Web page and app entries
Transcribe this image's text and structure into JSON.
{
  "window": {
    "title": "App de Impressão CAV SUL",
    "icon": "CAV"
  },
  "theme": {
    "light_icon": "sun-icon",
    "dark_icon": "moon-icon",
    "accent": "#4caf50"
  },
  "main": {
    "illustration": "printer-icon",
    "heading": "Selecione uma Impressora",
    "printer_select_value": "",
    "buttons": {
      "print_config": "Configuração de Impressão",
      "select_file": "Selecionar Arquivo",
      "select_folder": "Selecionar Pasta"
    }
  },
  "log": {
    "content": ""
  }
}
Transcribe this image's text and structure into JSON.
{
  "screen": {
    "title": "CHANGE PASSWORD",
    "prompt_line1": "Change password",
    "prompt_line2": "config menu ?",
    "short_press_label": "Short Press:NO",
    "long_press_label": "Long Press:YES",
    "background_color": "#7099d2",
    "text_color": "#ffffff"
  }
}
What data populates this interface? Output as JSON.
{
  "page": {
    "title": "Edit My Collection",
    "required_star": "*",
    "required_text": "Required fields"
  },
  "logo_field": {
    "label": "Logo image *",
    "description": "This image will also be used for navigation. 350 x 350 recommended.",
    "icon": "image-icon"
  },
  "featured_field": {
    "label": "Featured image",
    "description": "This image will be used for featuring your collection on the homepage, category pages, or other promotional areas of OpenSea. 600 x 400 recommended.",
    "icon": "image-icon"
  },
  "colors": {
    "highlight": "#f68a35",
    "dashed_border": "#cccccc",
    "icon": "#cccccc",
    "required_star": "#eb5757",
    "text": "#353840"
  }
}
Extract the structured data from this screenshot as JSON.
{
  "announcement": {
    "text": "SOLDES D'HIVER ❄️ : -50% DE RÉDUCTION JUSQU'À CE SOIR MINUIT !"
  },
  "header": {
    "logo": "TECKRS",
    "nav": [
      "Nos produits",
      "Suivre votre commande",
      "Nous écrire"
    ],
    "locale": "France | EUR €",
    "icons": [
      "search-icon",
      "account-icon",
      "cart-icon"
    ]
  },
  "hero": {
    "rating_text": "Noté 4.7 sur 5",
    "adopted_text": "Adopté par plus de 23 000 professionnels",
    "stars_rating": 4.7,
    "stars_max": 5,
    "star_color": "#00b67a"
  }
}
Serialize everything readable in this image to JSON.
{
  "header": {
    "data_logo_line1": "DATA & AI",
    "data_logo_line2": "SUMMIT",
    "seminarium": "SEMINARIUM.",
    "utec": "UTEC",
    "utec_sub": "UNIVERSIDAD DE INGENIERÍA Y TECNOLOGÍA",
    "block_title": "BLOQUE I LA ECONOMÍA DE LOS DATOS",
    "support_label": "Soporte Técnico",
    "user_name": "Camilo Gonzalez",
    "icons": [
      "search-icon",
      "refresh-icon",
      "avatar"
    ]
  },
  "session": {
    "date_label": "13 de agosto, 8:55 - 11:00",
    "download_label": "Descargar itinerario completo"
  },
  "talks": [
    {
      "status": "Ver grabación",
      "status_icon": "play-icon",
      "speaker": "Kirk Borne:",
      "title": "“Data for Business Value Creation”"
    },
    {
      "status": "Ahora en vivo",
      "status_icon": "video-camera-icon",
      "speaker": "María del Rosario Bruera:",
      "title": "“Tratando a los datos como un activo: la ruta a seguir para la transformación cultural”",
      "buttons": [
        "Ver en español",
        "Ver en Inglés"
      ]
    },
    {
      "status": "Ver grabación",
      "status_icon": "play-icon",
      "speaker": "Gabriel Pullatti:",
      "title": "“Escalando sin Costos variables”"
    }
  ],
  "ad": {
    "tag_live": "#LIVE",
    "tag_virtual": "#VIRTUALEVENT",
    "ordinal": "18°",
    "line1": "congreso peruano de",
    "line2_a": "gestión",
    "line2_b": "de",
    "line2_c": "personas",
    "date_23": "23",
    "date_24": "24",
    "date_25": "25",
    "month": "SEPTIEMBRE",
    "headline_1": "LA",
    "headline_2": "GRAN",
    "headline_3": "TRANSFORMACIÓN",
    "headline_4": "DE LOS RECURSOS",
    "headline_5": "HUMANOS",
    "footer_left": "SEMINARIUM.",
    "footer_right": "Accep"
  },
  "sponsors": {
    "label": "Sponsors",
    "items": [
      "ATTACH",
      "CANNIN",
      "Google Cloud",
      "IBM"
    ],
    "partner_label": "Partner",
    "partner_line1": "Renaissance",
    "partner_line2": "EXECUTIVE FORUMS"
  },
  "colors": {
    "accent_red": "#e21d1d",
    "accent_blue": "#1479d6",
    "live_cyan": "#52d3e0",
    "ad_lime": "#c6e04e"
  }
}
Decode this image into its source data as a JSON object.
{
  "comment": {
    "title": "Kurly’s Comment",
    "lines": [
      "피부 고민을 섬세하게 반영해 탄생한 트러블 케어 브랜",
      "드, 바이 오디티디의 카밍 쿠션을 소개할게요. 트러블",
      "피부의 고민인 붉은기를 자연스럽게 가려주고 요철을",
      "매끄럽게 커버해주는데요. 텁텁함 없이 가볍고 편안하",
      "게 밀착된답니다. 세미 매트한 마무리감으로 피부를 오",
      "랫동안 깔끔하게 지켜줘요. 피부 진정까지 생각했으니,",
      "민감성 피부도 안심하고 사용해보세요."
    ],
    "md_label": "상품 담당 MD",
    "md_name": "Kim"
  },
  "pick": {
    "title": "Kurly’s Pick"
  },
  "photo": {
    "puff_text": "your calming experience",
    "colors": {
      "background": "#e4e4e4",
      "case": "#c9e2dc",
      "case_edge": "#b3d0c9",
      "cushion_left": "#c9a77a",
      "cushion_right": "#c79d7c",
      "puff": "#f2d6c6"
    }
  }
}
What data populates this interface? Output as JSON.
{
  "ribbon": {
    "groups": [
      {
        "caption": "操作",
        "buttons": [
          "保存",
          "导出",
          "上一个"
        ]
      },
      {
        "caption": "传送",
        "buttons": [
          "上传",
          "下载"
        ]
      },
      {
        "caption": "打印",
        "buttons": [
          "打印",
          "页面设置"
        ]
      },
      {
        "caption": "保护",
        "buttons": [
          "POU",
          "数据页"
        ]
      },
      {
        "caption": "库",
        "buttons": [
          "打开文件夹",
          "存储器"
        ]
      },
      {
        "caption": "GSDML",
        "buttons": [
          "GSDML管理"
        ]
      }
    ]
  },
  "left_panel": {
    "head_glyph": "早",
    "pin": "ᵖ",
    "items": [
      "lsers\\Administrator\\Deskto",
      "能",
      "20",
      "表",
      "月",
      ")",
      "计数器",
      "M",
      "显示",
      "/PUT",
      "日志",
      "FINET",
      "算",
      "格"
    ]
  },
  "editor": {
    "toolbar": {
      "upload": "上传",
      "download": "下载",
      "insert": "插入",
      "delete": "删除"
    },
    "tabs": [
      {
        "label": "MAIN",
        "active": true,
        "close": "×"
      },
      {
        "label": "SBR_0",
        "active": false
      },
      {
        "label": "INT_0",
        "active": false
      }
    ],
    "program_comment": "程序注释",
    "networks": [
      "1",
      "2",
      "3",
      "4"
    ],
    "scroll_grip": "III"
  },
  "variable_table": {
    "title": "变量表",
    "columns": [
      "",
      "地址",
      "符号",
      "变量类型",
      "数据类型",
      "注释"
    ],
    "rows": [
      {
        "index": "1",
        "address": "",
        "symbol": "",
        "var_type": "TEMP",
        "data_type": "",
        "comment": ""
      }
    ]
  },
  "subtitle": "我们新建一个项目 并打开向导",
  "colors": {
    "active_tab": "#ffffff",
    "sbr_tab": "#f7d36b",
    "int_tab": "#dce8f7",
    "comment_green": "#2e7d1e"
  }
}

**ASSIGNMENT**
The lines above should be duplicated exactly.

**RESULT**
Transcribe this image's text and structure into JSON.
{
  "window": {
    "title": "App de Impressão CAV SUL",
    "icon": "CAV"
  },
  "theme": {
    "light_icon": "sun-icon",
    "dark_icon": "moon-icon",
    "accent": "#4caf50"
  },
  "main": {
    "illustration": "printer-icon",
    "heading": "Selecione uma Impressora",
    "printer_select_value": "",
    "buttons": {
      "print_config": "Configuração de Impressão",
      "select_file": "Selecionar Arquivo",
      "select_folder": "Selecionar Pasta"
    }
  },
  "log": {
    "content": ""
  }
}
Transcribe this image's text and structure into JSON.
{
  "screen": {
    "title": "CHANGE PASSWORD",
    "prompt_line1": "Change password",
    "prompt_line2": "config menu ?",
    "short_press_label": "Short Press:NO",
    "long_press_label": "Long Press:YES",
    "background_color": "#7099d2",
    "text_color": "#ffffff"
  }
}
What data populates this interface? Output as JSON.
{
  "page": {
    "title": "Edit My Collection",
    "required_star": "*",
    "required_text": "Required fields"
  },
  "logo_field": {
    "label": "Logo image *",
    "description": "This image will also be used for navigation. 350 x 350 recommended.",
    "icon": "image-icon"
  },
  "featured_field": {
    "label": "Featured image",
    "description": "This image will be used for featuring your collection on the homepage, category pages, or other promotional areas of OpenSea. 600 x 400 recommended.",
    "icon": "image-icon"
  },
  "colors": {
    "highlight": "#f68a35",
    "dashed_border": "#cccccc",
    "icon": "#cccccc",
    "required_star": "#eb5757",
    "text": "#353840"
  }
}
Extract the structured data from this screenshot as JSON.
{
  "announcement": {
    "text": "SOLDES D'HIVER ❄️ : -50% DE RÉDUCTION JUSQU'À CE SOIR MINUIT !"
  },
  "header": {
    "logo": "TECKRS",
    "nav": [
      "Nos produits",
      "Suivre votre commande",
      "Nous écrire"
    ],
    "locale": "France | EUR €",
    "icons": [
      "search-icon",
      "account-icon",
      "cart-icon"
    ]
  },
  "hero": {
    "rating_text": "Noté 4.7 sur 5",
    "adopted_text": "Adopté par plus de 23 000 professionnels",
    "stars_rating": 4.7,
    "stars_max": 5,
    "star_color": "#00b67a"
  }
}
Serialize everything readable in this image to JSON.
{
  "header": {
    "data_logo_line1": "DATA & AI",
    "data_logo_line2": "SUMMIT",
    "seminarium": "SEMINARIUM.",
    "utec": "UTEC",
    "utec_sub": "UNIVERSIDAD DE INGENIERÍA Y TECNOLOGÍA",
    "block_title": "BLOQUE I LA ECONOMÍA DE LOS DATOS",
    "support_label": "Soporte Técnico",
    "user_name": "Camilo Gonzalez",
    "icons": [
      "search-icon",
      "refresh-icon",
      "avatar"
    ]
  },
  "session": {
    "date_label": "13 de agosto, 8:55 - 11:00",
    "download_label": "Descargar itinerario completo"
  },
  "talks": [
    {
      "status": "Ver grabación",
      "status_icon": "play-icon",
      "speaker": "Kirk Borne:",
      "title": "“Data for Business Value Creation”"
    },
    {
      "status": "Ahora en vivo",
      "status_icon": "video-camera-icon",
      "speaker": "María del Rosario Bruera:",
      "title": "“Tratando a los datos como un activo: la ruta a seguir para la transformación cultural”",
      "buttons": [
        "Ver en español",
        "Ver en Inglés"
      ]
    },
    {
      "status": "Ver grabación",
      "status_icon": "play-icon",
      "speaker": "Gabriel Pullatti:",
      "title": "“Escalando sin Costos variables”"
    }
  ],
  "ad": {
    "tag_live": "#LIVE",
    "tag_virtual": "#VIRTUALEVENT",
    "ordinal": "18°",
    "line1": "congreso peruano de",
    "line2_a": "gestión",
    "line2_b": "de",
    "line2_c": "personas",
    "date_23": "23",
    "date_24": "24",
    "date_25": "25",
    "month": "SEPTIEMBRE",
    "headline_1": "LA",
    "headline_2": "GRAN",
    "headline_3": "TRANSFORMACIÓN",
    "headline_4": "DE LOS RECURSOS",
    "headline_5": "HUMANOS",
    "footer_left": "SEMINARIUM.",
    "footer_right": "Accep"
  },
  "sponsors": {
    "label": "Sponsors",
    "items": [
      "ATTACH",
      "CANNIN",
      "Google Cloud",
      "IBM"
    ],
    "partner_label": "Partner",
    "partner_line1": "Renaissance",
    "partner_line2": "EXECUTIVE FORUMS"
  },
  "colors": {
    "accent_red": "#e21d1d",
    "accent_blue": "#1479d6",
    "live_cyan": "#52d3e0",
    "ad_lime": "#c6e04e"
  }
}
Decode this image into its source data as a JSON object.
{
  "comment": {
    "title": "Kurly’s Comment",
    "lines": [
      "피부 고민을 섬세하게 반영해 탄생한 트러블 케어 브랜",
      "드, 바이 오디티디의 카밍 쿠션을 소개할게요. 트러블",
      "피부의 고민인 붉은기를 자연스럽게 가려주고 요철을",
      "매끄럽게 커버해주는데요. 텁텁함 없이 가볍고 편안하",
      "게 밀착된답니다. 세미 매트한 마무리감으로 피부를 오",
      "랫동안 깔끔하게 지켜줘요. 피부 진정까지 생각했으니,",
      "민감성 피부도 안심하고 사용해보세요."
    ],
    "md_label": "상품 담당 MD",
    "md_name": "Kim"
  },
  "pick": {
    "title": "Kurly’s Pick"
  },
  "photo": {
    "puff_text": "your calming experience",
    "colors": {
      "background": "#e4e4e4",
      "case": "#c9e2dc",
      "case_edge": "#b3d0c9",
      "cushion_left": "#c9a77a",
      "cushion_right": "#c79d7c",
      "puff": "#f2d6c6"
    }
  }
}
What data populates this interface? Output as JSON.
{
  "ribbon": {
    "groups": [
      {
        "caption": "操作",
        "buttons": [
          "保存",
          "导出",
          "上一个"
        ]
      },
      {
        "caption": "传送",
        "buttons": [
          "上传",
          "下载"
        ]
      },
      {
        "caption": "打印",
        "buttons": [
          "打印",
          "页面设置"
        ]
      },
      {
        "caption": "保护",
        "buttons": [
          "POU",
          "数据页"
        ]
      },
      {
        "caption": "库",
        "buttons": [
          "打开文件夹",
          "存储器"
        ]
      },
      {
        "caption": "GSDML",
        "buttons": [
          "GSDML管理"
        ]
      }
    ]
  },
  "left_panel": {
    "head_glyph": "早",
    "pin": "ᵖ",
    "items": [
      "lsers\\Administrator\\Deskto",
      "能",
      "20",
      "表",
      "月",
      ")",
      "计数器",
      "M",
      "显示",
      "/PUT",
      "日志",
      "FINET",
      "算",
      "格"
    ]
  },
  "editor": {
    "toolbar": {
      "upload": "上传",
      "download": "下载",
      "insert": "插入",
      "delete": "删除"
    },
    "tabs": [
      {
        "label": "MAIN",
        "active": true,
        "close": "×"
      },
      {
        "label": "SBR_0",
        "active": false
      },
      {
        "label": "INT_0",
        "active": false
      }
    ],
    "program_comment": "程序注释",
    "networks": [
      "1",
      "2",
      "3",
      "4"
    ],
    "scroll_grip": "III"
  },
  "variable_table": {
    "title": "变量表",
    "columns": [
      "",
      "地址",
      "符号",
      "变量类型",
      "数据类型",
      "注释"
    ],
    "rows": [
      {
        "index": "1",
        "address": "",
        "symbol": "",
        "var_type": "TEMP",
        "data_type": "",
        "comment": ""
      }
    ]
  },
  "subtitle": "我们新建一个项目 并打开向导",
  "colors": {
    "active_tab": "#ffffff",
    "sbr_tab": "#f7d36b",
    "int_tab": "#dce8f7",
    "comment_green": "#2e7d1e"
  }
}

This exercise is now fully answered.